Dataset rows for apps and sites

---

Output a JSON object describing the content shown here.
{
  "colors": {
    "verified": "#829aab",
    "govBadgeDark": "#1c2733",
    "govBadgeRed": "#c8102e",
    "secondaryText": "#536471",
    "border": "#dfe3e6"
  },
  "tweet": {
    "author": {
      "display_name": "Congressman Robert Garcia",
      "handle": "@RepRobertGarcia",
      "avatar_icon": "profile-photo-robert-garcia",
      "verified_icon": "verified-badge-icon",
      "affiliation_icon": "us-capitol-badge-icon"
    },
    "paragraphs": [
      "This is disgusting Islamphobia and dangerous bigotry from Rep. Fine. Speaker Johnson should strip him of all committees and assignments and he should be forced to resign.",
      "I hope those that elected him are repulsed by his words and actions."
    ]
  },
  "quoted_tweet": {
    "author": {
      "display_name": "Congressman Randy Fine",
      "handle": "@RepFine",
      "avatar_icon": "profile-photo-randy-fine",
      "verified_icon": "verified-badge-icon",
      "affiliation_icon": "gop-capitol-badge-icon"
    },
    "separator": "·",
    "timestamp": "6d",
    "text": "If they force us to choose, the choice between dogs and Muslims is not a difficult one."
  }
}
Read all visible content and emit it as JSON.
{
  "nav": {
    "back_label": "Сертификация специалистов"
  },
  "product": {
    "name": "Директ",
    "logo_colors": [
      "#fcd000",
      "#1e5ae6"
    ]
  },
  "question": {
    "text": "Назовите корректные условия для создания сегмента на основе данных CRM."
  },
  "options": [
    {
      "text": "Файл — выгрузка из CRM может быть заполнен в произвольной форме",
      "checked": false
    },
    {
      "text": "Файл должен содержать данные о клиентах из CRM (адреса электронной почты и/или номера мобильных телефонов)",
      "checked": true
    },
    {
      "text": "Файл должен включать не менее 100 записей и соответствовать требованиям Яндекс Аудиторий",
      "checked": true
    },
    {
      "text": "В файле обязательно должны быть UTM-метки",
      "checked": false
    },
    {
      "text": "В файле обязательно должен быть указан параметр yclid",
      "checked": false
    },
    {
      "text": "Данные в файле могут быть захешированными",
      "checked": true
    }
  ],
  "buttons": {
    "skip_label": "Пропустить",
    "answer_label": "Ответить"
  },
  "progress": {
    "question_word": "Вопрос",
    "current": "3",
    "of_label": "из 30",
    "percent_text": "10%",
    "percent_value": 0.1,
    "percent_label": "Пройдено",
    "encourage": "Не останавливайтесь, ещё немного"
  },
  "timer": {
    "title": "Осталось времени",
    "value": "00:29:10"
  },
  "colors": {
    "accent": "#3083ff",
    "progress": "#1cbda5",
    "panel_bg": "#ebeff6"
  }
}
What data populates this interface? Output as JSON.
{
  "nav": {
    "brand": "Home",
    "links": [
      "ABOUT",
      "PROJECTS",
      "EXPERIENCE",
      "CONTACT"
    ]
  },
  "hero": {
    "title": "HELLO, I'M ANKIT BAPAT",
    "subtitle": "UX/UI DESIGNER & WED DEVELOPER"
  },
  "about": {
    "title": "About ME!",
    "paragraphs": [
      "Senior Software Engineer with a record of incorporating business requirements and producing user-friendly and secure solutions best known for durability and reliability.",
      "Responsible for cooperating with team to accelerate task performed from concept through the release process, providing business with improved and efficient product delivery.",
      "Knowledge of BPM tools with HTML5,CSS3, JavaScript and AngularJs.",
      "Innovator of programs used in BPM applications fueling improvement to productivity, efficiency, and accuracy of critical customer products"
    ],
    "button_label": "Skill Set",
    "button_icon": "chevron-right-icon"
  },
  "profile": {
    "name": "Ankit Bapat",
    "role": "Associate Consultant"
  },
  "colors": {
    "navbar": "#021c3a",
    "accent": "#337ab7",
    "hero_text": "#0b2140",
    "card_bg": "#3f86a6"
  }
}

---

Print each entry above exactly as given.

=== REPLY ===
Output a JSON object describing the content shown here.
{
  "colors": {
    "verified": "#829aab",
    "govBadgeDark": "#1c2733",
    "govBadgeRed": "#c8102e",
    "secondaryText": "#536471",
    "border": "#dfe3e6"
  },
  "tweet": {
    "author": {
      "display_name": "Congressman Robert Garcia",
      "handle": "@RepRobertGarcia",
      "avatar_icon": "profile-photo-robert-garcia",
      "verified_icon": "verified-badge-icon",
      "affiliation_icon": "us-capitol-badge-icon"
    },
    "paragraphs": [
      "This is disgusting Islamphobia and dangerous bigotry from Rep. Fine. Speaker Johnson should strip him of all committees and assignments and he should be forced to resign.",
      "I hope those that elected him are repulsed by his words and actions."
    ]
  },
  "quoted_tweet": {
    "author": {
      "display_name": "Congressman Randy Fine",
      "handle": "@RepFine",
      "avatar_icon": "profile-photo-randy-fine",
      "verified_icon": "verified-badge-icon",
      "affiliation_icon": "gop-capitol-badge-icon"
    },
    "separator": "·",
    "timestamp": "6d",
    "text": "If they force us to choose, the choice between dogs and Muslims is not a difficult one."
  }
}
Read all visible content and emit it as JSON.
{
  "nav": {
    "back_label": "Сертификация специалистов"
  },
  "product": {
    "name": "Директ",
    "logo_colors": [
      "#fcd000",
      "#1e5ae6"
    ]
  },
  "question": {
    "text": "Назовите корректные условия для создания сегмента на основе данных CRM."
  },
  "options": [
    {
      "text": "Файл — выгрузка из CRM может быть заполнен в произвольной форме",
      "checked": false
    },
    {
      "text": "Файл должен содержать данные о клиентах из CRM (адреса электронной почты и/или номера мобильных телефонов)",
      "checked": true
    },
    {
      "text": "Файл должен включать не менее 100 записей и соответствовать требованиям Яндекс Аудиторий",
      "checked": true
    },
    {
      "text": "В файле обязательно должны быть UTM-метки",
      "checked": false
    },
    {
      "text": "В файле обязательно должен быть указан параметр yclid",
      "checked": false
    },
    {
      "text": "Данные в файле могут быть захешированными",
      "checked": true
    }
  ],
  "buttons": {
    "skip_label": "Пропустить",
    "answer_label": "Ответить"
  },
  "progress": {
    "question_word": "Вопрос",
    "current": "3",
    "of_label": "из 30",
    "percent_text": "10%",
    "percent_value": 0.1,
    "percent_label": "Пройдено",
    "encourage": "Не останавливайтесь, ещё немного"
  },
  "timer": {
    "title": "Осталось времени",
    "value": "00:29:10"
  },
  "colors": {
    "accent": "#3083ff",
    "progress": "#1cbda5",
    "panel_bg": "#ebeff6"
  }
}
What data populates this interface? Output as JSON.
{
  "nav": {
    "brand": "Home",
    "links": [
      "ABOUT",
      "PROJECTS",
      "EXPERIENCE",
      "CONTACT"
    ]
  },
  "hero": {
    "title": "HELLO, I'M ANKIT BAPAT",
    "subtitle": "UX/UI DESIGNER & WED DEVELOPER"
  },
  "about": {
    "title": "About ME!",
    "paragraphs": [
      "Senior Software Engineer with a record of incorporating business requirements and producing user-friendly and secure solutions best known for durability and reliability.",
      "Responsible for cooperating with team to accelerate task performed from concept through the release process, providing business with improved and efficient product delivery.",
      "Knowledge of BPM tools with HTML5,CSS3, JavaScript and AngularJs.",
      "Innovator of programs used in BPM applications fueling improvement to productivity, efficiency, and accuracy of critical customer products"
    ],
    "button_label": "Skill Set",
    "button_icon": "chevron-right-icon"
  },
  "profile": {
    "name": "Ankit Bapat",
    "role": "Associate Consultant"
  },
  "colors": {
    "navbar": "#021c3a",
    "accent": "#337ab7",
    "hero_text": "#0b2140",
    "card_bg": "#3f86a6"
  }
}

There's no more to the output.